But today I read a post about children’s author Enid Blyton that referenced a post about gender roles in SF by John C. Wright (in addition to Eric Raymond’s post about “Literary Status Envy,” which is outside the point of this post, but of interest to understand the current puppyish Hugo divisions.)

Now Mr. Wright is very Catholic. He is also persona non grata in much of fandom for reasons that should be clear upon reading the above link, reasons largely similar to the reasons many folks in fandom despise Orson Scott Card. Both are shunned and derided because they do not share the same ethos of sexual morality as those doing the shunning.  Some might argue that this is not why they dislike Mr. Card, or Mr. Wright. They’d argue that their dislike stems from the “hate” ascribed to such views.  That, I think, is simply rebranding the source of the disagreement, since those who call the views of Wright and Card hateful would feel likewise about any moral framework that defined homosexuality as wrong.

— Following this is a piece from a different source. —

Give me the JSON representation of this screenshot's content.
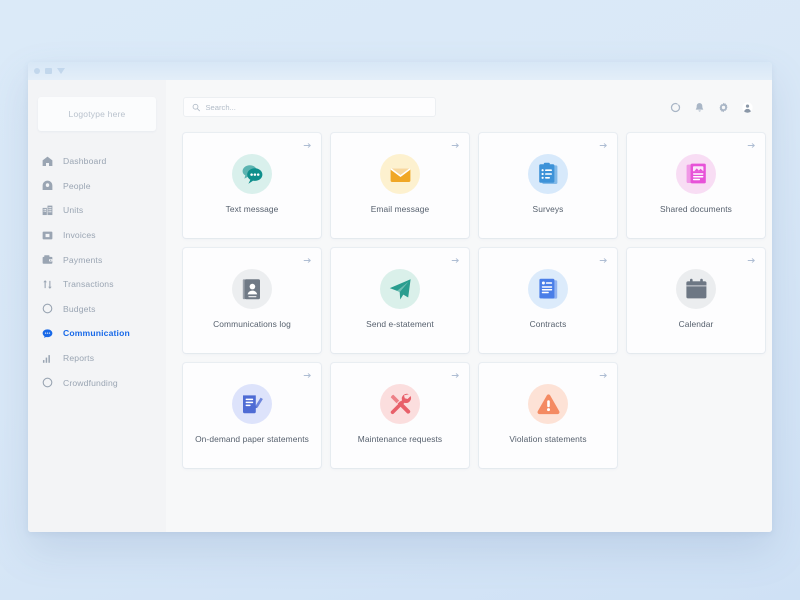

Mr. Wright has a religious view of sexual morality that historically was developed around procreation and preservation of the family unit. The exemplar sin here would be homosexuality, the epitome of the non-procreative sexual act.

Those that dislike Mr. Wright have a secular view of sexual morality that is based on mutual consent. The exemplar sin here would be rape, the epitome of the non-consensual sexual act.

Circling back to Game of Thrones then. The current secular western view of sexual morality is a relatively recent invention. If one writes about different times and places, the sexual mores of that time and place will not duplicate those of the current era. It strikes me then that those who cannot understand John C. Wright’s point of view on these matters (not share them, mind you, simply understand them) will not be able to convincingly imagine a society significantly different then the one they happen to inhabit.  It also strikes me that those responding so viscerally to the Game of Thrones might be having the same internal moral panic that John C. Wright experienced watching Legend of Koraa